June 2011
Dilin Liu, Professor, Applied Linguistics and TESOL Program Coordinator, University of Alabama, dliu@as.ua.edu

Greetings! It is unbelievable that it has been more than a month since the 2011 TESOL Convention in New Orleans. For those who attended the convention, I hope you enjoyed it and found it rewarding. For those who did not have the opportunity to attend the convention, I hope you have now had the opportunity to take a look at the information, including copies of some of the presentation handouts posted online at the TESOL webpage.

I would like to take this opportunity to thank all of the approximately 25 ALIS members who attended our interest section’s open (business) meeting in New Orleans. At the meeting, outgoing chair Howard Williams gave a brief report about the major activities that the leadership of the interest section did or organized in the past year, including, among others, the reviewing of the proposals for the 2011 convention, the organization of the InterSection sessions, and the election of the new chair-elect (Kara Hunter of California State Polytechnic University at Pomona). Howard was also honored and presented a “certificate of appreciation” by TESOL’s Central Office.

Our interest section had a good showing in New Orleans with 30 individual presentations, one InterSection Session, and one Academic Session. Both the InterSection Session and the Academic Session were a great success. Howard Williams, the organizer of the InterSection Session, is covering the session in his contribution in this newsletter, so I will focus on the Academic Session.

The title of the Academic Session was “New Theories and Effective Practices in Teaching Vocabulary and Grammar.” The speakers included Diane Larsen-Freeman of the University of Michigan, Andrea Tyler of Georgetown University, Eli Hinkel of Seattle University, and me. Professor Larsen-Freeman started the session by discussing how complexity theory and other contemporary grammar theories such as emergent grammar may inform language teaching by helping us understand and treat grammar and vocabulary as a dynamic system. Then Professor Tyler gave an overview of cognitive linguistics and, on the basis of findings from an empirical study on the teaching of the V+N+N transfer of object construction (e.g., Mary gave Tom a book/Mike cooked Jean a dinner), demonstrated how cognitive linguistic theories could be applied in classroom teaching to make grammar instruction more effective. Professor Hinkel illustrated with numerous examples how a constructional approach to grammar and vocabulary could make language teaching more efficient and effective. Then, I concluded the session presentations by discussing, with specific examples, how corpus linguistics could be combined with cognitive linguistics to make the teaching of grammar and vocabulary more engaging, interesting, and effective. Following the presentations, the speakers answered questions from the audience. The Academic Session drew a very large crowd. In fact, the session room (with a capacity of 150) was packed and many attendees had to be turned away. As a result of the strong positive feedback, the organizing committee of next year’s TESOL convention have asked Professor Hinkel and me to be “invited speakers” on the topic of grammar and vocabulary teaching at TESOL 2012 in Philadelphia.
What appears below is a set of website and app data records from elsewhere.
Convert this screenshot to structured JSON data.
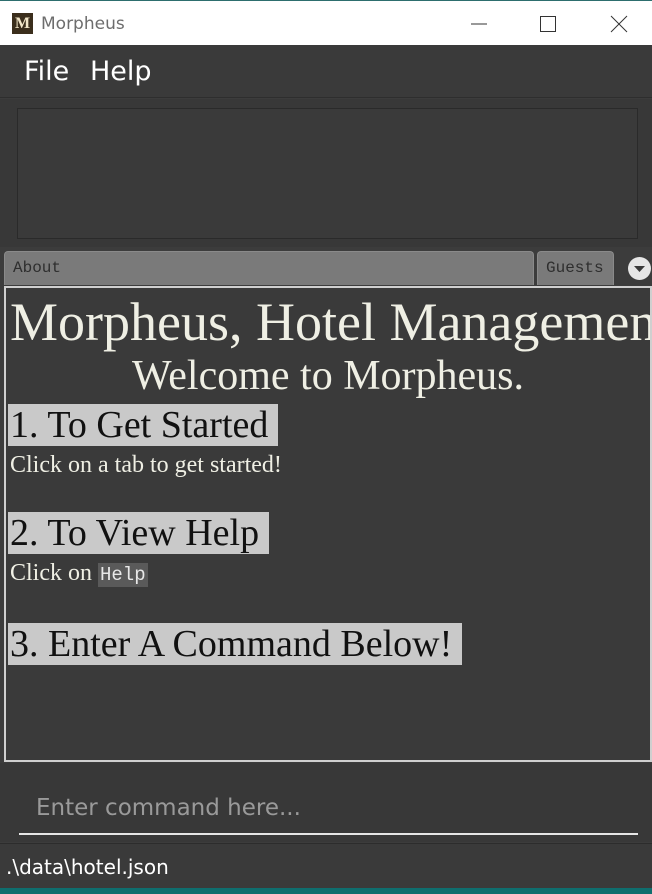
{
  "window": {
    "title": "Morpheus",
    "icon_letter": "M"
  },
  "menu": {
    "items": [
      {
        "label": "File"
      },
      {
        "label": "Help"
      }
    ]
  },
  "tabs": [
    {
      "label": "About",
      "selected": true
    },
    {
      "label": "Guests",
      "selected": false
    }
  ],
  "about": {
    "heading": "Morpheus, Hotel Management System",
    "welcome": "Welcome to Morpheus.",
    "sections": [
      {
        "title": "1. To Get Started",
        "text": "Click on a tab to get started!"
      },
      {
        "title": "2. To View Help",
        "text_prefix": "Click on",
        "code": "Help"
      },
      {
        "title": "3. Enter A Command Below!"
      }
    ]
  },
  "command": {
    "placeholder": "Enter command here...",
    "value": ""
  },
  "status": {
    "file_path": ".\\data\\hotel.json"
  },
  "colors": {
    "background": "#3c3c3c",
    "section_highlight": "#c9c9c9",
    "text_light": "#efefe4",
    "tab_inactive": "#7a7a7a"
  },
  "icons": {
    "app": "app-logo-icon",
    "minimize": "minimize-icon",
    "maximize": "maximize-icon",
    "close": "close-icon",
    "tab_overflow": "chevron-down-icon"
  }
}
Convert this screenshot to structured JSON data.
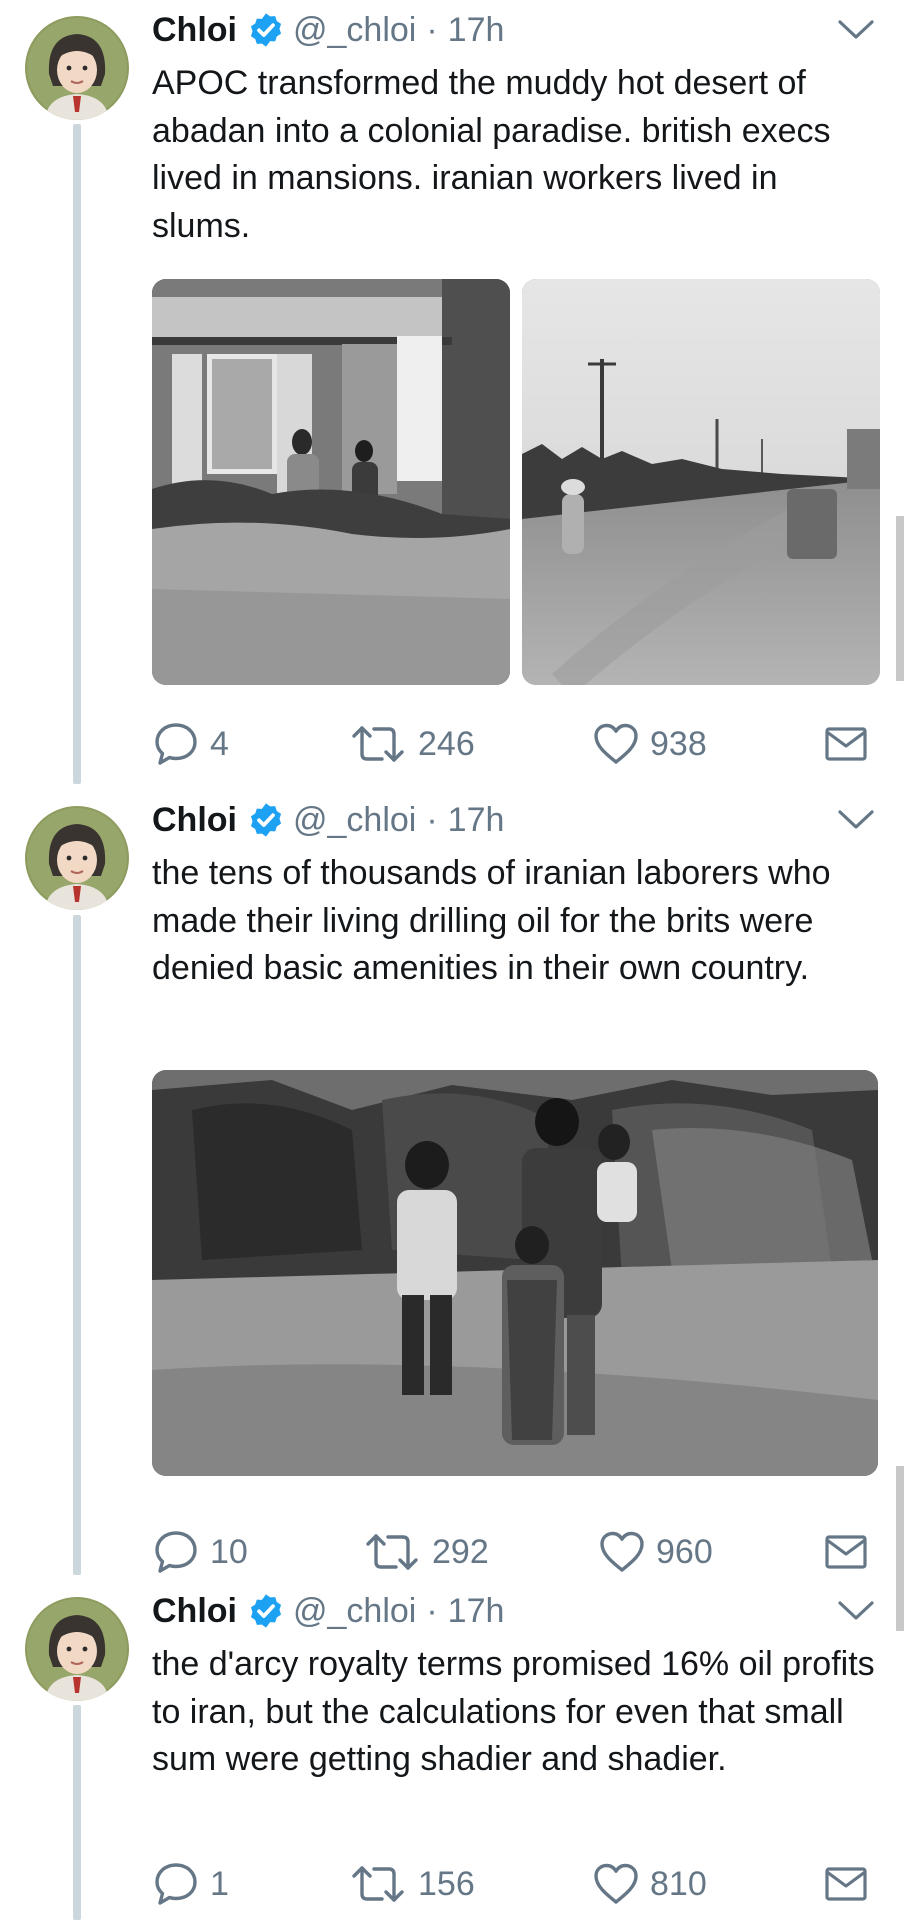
{
  "tweets": [
    {
      "name": "Chloi",
      "handle": "@_chloi",
      "separator": "·",
      "time": "17h",
      "text": "APOC transformed the muddy hot desert of abadan into a colonial paradise. british execs lived in mansions. iranian workers lived in slums.",
      "media_count": 2,
      "replies": "4",
      "retweets": "246",
      "likes": "938"
    },
    {
      "name": "Chloi",
      "handle": "@_chloi",
      "separator": "·",
      "time": "17h",
      "text": "the tens of thousands of iranian laborers who made their living drilling oil for the brits were denied basic amenities in their own country.",
      "media_count": 1,
      "replies": "10",
      "retweets": "292",
      "likes": "960"
    },
    {
      "name": "Chloi",
      "handle": "@_chloi",
      "separator": "·",
      "time": "17h",
      "text": "the d'arcy royalty terms promised 16% oil profits to iran, but the calculations for even that small sum were getting shadier and shadier.",
      "media_count": 0,
      "replies": "1",
      "retweets": "156",
      "likes": "810"
    }
  ],
  "icons": {
    "verified": "verified-badge-icon",
    "chevron": "chevron-down-icon",
    "reply": "reply-icon",
    "retweet": "retweet-icon",
    "like": "heart-icon",
    "dm": "envelope-icon"
  },
  "colors": {
    "verified": "#1da1f2",
    "secondary_text": "#657786",
    "thread_line": "#ccd6dd"
  }
}
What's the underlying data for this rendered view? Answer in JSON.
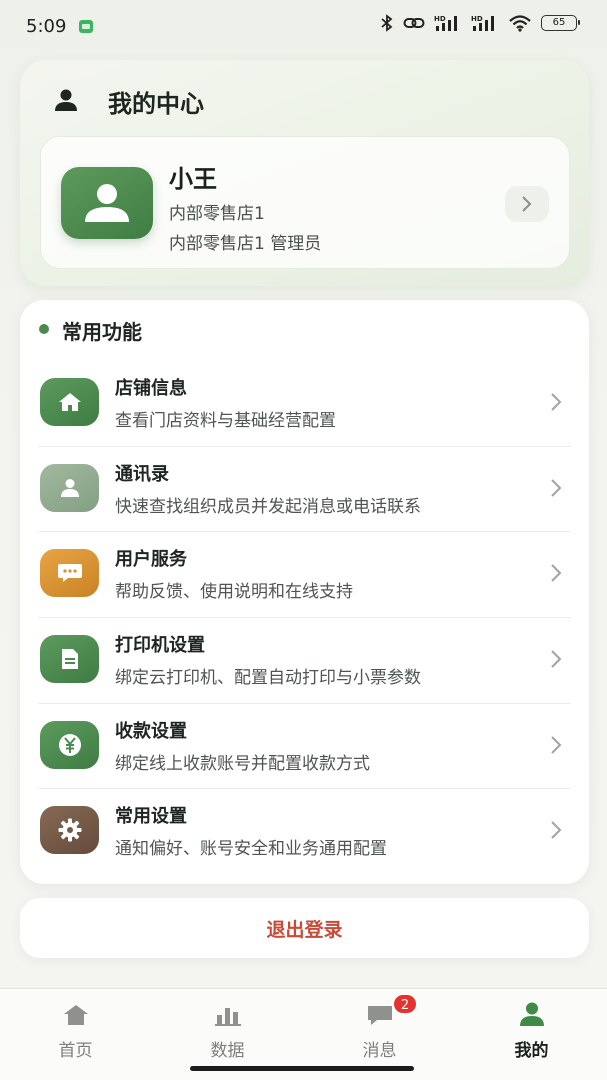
{
  "status_bar": {
    "time": "5:09",
    "battery": "65"
  },
  "header": {
    "title": "我的中心"
  },
  "profile": {
    "name": "小王",
    "store": "内部零售店1",
    "role": "内部零售店1 管理员"
  },
  "functions": {
    "section_title": "常用功能",
    "items": [
      {
        "title": "店铺信息",
        "desc": "查看门店资料与基础经营配置",
        "icon": "home-icon",
        "color": "#4d8a50"
      },
      {
        "title": "通讯录",
        "desc": "快速查找组织成员并发起消息或电话联系",
        "icon": "contact-icon",
        "color": "#8fa98e"
      },
      {
        "title": "用户服务",
        "desc": "帮助反馈、使用说明和在线支持",
        "icon": "chat-bubble-icon",
        "color": "#d98f2f"
      },
      {
        "title": "打印机设置",
        "desc": "绑定云打印机、配置自动打印与小票参数",
        "icon": "document-icon",
        "color": "#4d8a50"
      },
      {
        "title": "收款设置",
        "desc": "绑定线上收款账号并配置收款方式",
        "icon": "yuan-icon",
        "color": "#4d8a50"
      },
      {
        "title": "常用设置",
        "desc": "通知偏好、账号安全和业务通用配置",
        "icon": "gear-icon",
        "color": "#7a5d4a"
      }
    ]
  },
  "logout": {
    "label": "退出登录",
    "color": "#c94a36"
  },
  "nav": {
    "tabs": [
      {
        "label": "首页",
        "icon": "home-icon"
      },
      {
        "label": "数据",
        "icon": "bar-chart-icon"
      },
      {
        "label": "消息",
        "icon": "message-icon",
        "badge": "2"
      },
      {
        "label": "我的",
        "icon": "user-icon",
        "active": true
      }
    ]
  },
  "colors": {
    "accent": "#4d8a50",
    "badge": "#e7312e"
  }
}
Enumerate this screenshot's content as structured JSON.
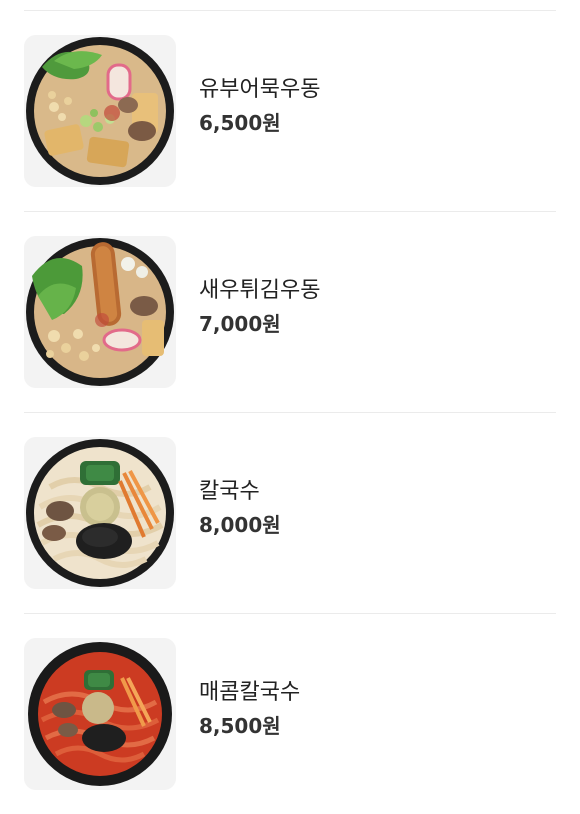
{
  "menu": {
    "items": [
      {
        "name": "유부어묵우동",
        "price": "6,500원",
        "image_icon": "udon-fishcake-tofu-photo"
      },
      {
        "name": "새우튀김우동",
        "price": "7,000원",
        "image_icon": "udon-shrimp-tempura-photo"
      },
      {
        "name": "칼국수",
        "price": "8,000원",
        "image_icon": "kalguksu-photo"
      },
      {
        "name": "매콤칼국수",
        "price": "8,500원",
        "image_icon": "spicy-kalguksu-photo"
      }
    ]
  },
  "colors": {
    "background": "#ffffff",
    "divider": "#ebebeb",
    "name_text": "#222222",
    "price_text": "#333333"
  }
}
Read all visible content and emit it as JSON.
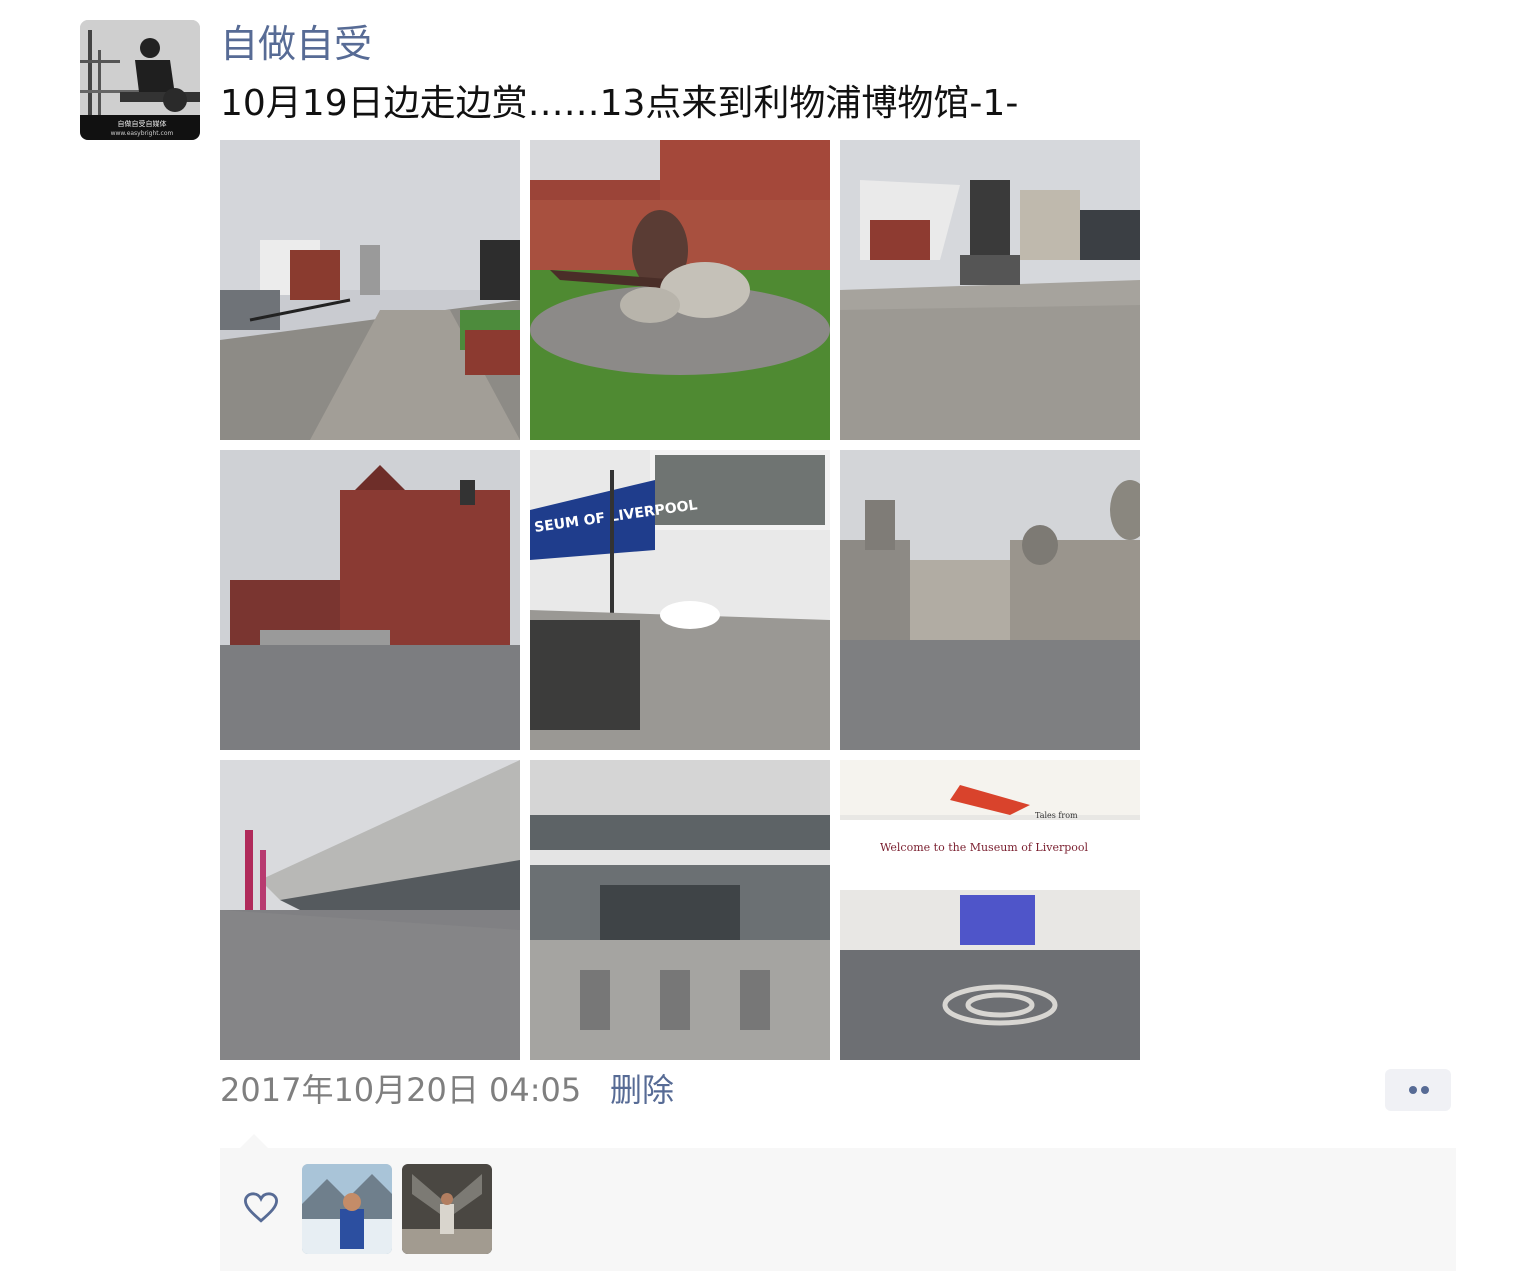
{
  "post": {
    "author": "自做自受",
    "text": "10月19日边走边赏……13点来到利物浦博物馆-1-",
    "timestamp": "2017年10月20日 04:05",
    "delete_label": "删除",
    "avatar_caption": "自做自受自媒体",
    "avatar_url_text": "www.easybright.com"
  },
  "photos": [
    {
      "name": "photo-waterfront-promenade"
    },
    {
      "name": "photo-horn-sculpture"
    },
    {
      "name": "photo-museum-bridge"
    },
    {
      "name": "photo-red-brick-building"
    },
    {
      "name": "photo-museum-entrance",
      "sign_text": "SEUM OF LIVERPOOL"
    },
    {
      "name": "photo-three-graces"
    },
    {
      "name": "photo-museum-exterior"
    },
    {
      "name": "photo-museum-doors"
    },
    {
      "name": "photo-museum-lobby",
      "sign_text": "Welcome to the Museum of Liverpool",
      "sub_sign_text": "Tales from"
    }
  ],
  "likes": {
    "icon": "heart-icon",
    "likers": [
      {
        "name": "liker-avatar-1"
      },
      {
        "name": "liker-avatar-2"
      }
    ]
  },
  "colors": {
    "link": "#576b95",
    "text": "#111111",
    "meta": "#7f7f7f",
    "panel": "#f7f7f7"
  }
}
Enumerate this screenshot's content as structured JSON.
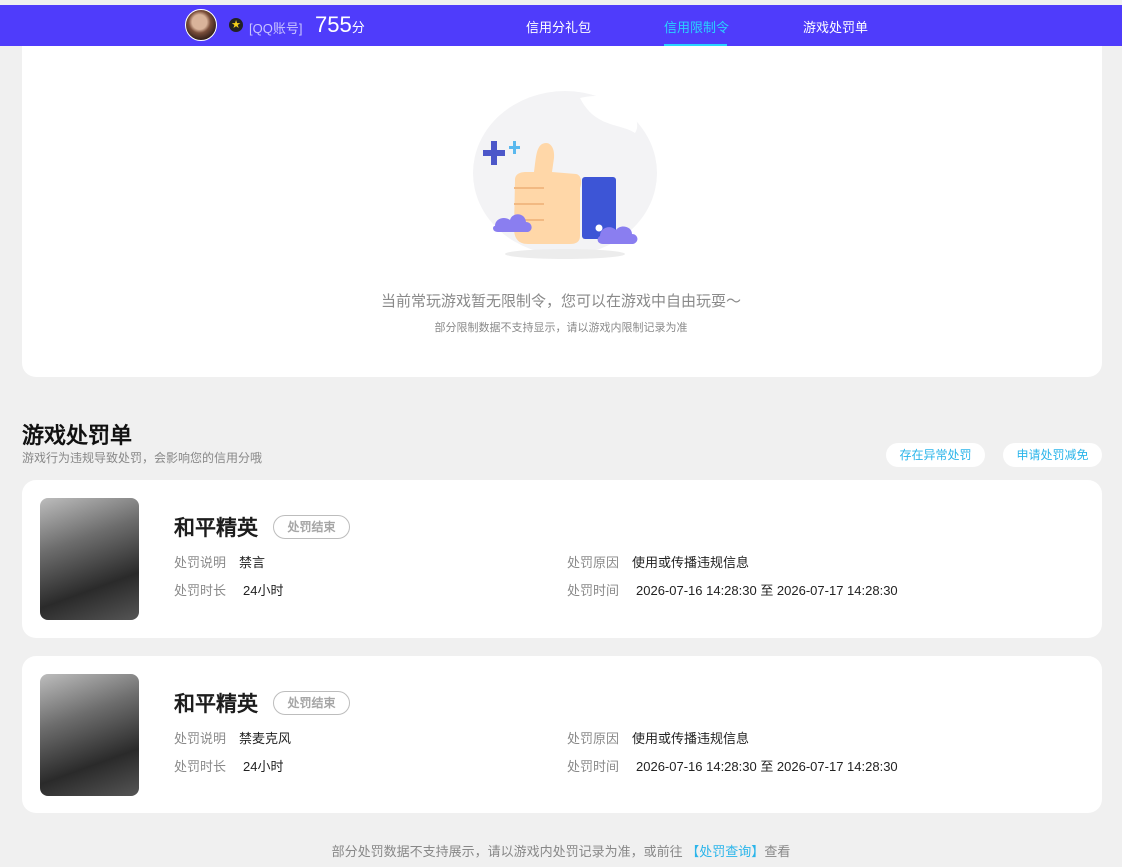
{
  "header": {
    "account_label": "[QQ账号]",
    "score": "755",
    "score_unit": "分",
    "nav": [
      {
        "label": "信用分礼包",
        "active": false
      },
      {
        "label": "信用限制令",
        "active": true
      },
      {
        "label": "游戏处罚单",
        "active": false
      }
    ]
  },
  "restriction": {
    "empty_message": "当前常玩游戏暂无限制令，您可以在游戏中自由玩耍～",
    "empty_note": "部分限制数据不支持显示，请以游戏内限制记录为准"
  },
  "penalty_section": {
    "title": "游戏处罚单",
    "subtitle": "游戏行为违规导致处罚，会影响您的信用分哦",
    "button_abnormal": "存在异常处罚",
    "button_reduce": "申请处罚减免",
    "labels": {
      "desc": "处罚说明",
      "duration": "处罚时长",
      "reason": "处罚原因",
      "time": "处罚时间"
    },
    "items": [
      {
        "game": "和平精英",
        "status": "处罚结束",
        "desc": "禁言",
        "duration": "24小时",
        "reason": "使用或传播违规信息",
        "time": "2026-07-16 14:28:30 至 2026-07-17 14:28:30"
      },
      {
        "game": "和平精英",
        "status": "处罚结束",
        "desc": "禁麦克风",
        "duration": "24小时",
        "reason": "使用或传播违规信息",
        "time": "2026-07-16 14:28:30 至 2026-07-17 14:28:30"
      }
    ]
  },
  "footer": {
    "text_before": "部分处罚数据不支持展示，请以游戏内处罚记录为准，或前往",
    "link": "【处罚查询】",
    "text_after": "查看"
  },
  "colors": {
    "brand": "#4f3cfb",
    "accent": "#29d3ff",
    "link": "#2bb5ea"
  }
}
Another important piece of information I need to share with you is that TESOL has created a new community webpage called “The TESOL Community” at http://community.tesol.org.

This page is designed to facilitate communication (i.e., to make communication easier and faster) among TESOLers, especially among TESOLers with shared interests, such as the members of an interest section group or the leaders of the interest sections. On this page, you can find various kinds of information you need as a TESOLer, including contact information of members, interest section leaders, and the staff of the TESOL Central Office. I would like to encourage you all to check out the page. It is TESOL’s hope that, through this page, we can make TESOL a close professional community where members can exchange ideas and collaborate on teaching and research projects of common interests anytime they want. To access this page and participate in the various community activities, simply go to the webpage at http://community.tesol.org. (Note: Currently the page cannot be access via the TESOL webpage.) Log in using the same user name and password you use for your TESOL webpage login. After you log in, you will be prompted to provide your bio information and to upload your photo.

Finally, I wish you all a restful but also productive summer!

Dilin Liu